## Exercise instructions
Please show each line of the listing where "Artists" is present.

## Data shown
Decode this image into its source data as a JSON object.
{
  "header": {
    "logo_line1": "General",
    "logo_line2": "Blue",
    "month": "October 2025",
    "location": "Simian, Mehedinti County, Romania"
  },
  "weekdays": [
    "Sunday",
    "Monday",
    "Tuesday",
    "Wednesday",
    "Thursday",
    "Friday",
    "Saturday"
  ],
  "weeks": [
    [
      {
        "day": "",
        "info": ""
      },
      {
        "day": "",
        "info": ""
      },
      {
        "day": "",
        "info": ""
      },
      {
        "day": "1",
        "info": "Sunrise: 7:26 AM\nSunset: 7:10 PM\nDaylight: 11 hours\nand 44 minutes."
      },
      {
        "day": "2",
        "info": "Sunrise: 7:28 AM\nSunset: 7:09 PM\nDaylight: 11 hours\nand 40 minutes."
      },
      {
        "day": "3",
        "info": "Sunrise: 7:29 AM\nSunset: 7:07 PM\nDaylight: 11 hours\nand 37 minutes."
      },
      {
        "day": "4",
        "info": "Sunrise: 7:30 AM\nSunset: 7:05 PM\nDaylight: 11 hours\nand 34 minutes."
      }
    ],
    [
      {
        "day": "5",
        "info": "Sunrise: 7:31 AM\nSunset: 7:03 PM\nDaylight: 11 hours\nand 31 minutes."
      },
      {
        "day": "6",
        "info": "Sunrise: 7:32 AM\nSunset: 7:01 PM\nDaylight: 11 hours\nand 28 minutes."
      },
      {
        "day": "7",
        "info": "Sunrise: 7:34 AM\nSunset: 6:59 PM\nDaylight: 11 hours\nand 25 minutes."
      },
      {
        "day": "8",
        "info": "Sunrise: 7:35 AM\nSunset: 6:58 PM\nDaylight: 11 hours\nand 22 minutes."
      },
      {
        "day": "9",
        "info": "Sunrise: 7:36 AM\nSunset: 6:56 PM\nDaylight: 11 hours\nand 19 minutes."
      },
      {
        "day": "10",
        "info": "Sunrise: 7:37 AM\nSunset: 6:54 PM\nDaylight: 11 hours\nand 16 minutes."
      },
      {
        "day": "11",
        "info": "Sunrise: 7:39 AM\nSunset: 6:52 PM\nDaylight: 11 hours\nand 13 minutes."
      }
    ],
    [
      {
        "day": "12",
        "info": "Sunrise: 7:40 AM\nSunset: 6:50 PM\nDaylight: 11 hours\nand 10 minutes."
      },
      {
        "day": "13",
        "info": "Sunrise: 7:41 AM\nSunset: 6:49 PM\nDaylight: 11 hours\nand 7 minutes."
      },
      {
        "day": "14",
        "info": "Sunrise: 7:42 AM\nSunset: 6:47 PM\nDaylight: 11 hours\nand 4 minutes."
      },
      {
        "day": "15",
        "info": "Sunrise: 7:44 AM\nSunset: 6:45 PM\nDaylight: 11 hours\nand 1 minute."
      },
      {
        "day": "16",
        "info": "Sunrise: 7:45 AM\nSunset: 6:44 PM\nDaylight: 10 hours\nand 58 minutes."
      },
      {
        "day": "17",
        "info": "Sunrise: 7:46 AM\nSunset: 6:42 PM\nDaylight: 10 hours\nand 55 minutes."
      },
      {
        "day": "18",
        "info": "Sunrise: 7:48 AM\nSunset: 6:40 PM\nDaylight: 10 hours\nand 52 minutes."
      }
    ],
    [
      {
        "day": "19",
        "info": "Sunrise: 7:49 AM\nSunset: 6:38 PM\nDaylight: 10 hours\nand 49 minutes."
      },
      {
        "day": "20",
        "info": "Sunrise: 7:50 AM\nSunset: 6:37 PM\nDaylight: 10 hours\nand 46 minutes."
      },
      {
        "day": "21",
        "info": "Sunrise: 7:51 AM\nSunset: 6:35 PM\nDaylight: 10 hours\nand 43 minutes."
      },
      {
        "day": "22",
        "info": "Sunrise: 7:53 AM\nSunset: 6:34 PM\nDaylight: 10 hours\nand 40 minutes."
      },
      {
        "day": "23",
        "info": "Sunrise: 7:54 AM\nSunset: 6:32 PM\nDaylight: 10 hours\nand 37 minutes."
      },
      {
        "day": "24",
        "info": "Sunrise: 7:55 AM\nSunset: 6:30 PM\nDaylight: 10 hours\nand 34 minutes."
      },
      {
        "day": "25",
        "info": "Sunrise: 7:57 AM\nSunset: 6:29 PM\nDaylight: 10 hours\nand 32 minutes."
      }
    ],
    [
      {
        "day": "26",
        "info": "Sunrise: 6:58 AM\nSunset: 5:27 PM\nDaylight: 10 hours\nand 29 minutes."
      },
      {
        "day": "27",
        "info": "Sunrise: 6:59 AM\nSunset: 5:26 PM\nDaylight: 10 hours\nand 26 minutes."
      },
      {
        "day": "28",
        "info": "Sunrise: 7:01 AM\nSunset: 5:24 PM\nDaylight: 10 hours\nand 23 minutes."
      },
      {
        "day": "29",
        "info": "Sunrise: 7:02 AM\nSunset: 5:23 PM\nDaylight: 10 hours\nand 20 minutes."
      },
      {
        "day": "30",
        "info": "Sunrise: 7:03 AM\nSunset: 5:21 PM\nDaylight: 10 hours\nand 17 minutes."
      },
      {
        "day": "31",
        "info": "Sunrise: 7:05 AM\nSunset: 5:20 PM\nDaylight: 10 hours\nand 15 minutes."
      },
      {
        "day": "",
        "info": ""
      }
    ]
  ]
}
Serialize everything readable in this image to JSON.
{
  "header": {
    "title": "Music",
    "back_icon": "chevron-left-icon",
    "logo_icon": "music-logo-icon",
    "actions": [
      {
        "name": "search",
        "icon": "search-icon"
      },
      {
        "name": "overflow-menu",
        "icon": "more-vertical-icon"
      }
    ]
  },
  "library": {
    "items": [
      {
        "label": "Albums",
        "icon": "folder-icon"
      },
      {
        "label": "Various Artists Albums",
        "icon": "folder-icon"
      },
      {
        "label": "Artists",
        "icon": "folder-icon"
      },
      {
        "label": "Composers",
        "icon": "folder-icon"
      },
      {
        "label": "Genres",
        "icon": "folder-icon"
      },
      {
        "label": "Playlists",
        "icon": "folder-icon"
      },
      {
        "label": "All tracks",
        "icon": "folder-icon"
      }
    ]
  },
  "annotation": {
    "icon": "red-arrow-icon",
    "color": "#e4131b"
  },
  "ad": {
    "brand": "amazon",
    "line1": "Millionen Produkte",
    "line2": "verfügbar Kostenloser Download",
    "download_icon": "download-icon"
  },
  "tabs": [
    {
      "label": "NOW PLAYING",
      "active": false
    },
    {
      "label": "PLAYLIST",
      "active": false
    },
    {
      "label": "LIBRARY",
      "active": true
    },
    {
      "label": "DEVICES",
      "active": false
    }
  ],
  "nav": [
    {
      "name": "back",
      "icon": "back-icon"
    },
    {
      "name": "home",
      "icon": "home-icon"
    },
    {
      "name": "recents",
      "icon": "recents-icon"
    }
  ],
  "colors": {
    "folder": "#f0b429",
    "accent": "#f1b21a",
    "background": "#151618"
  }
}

## Solution for this problem
        "label": "Various Artists Albums",
        "label": "Artists",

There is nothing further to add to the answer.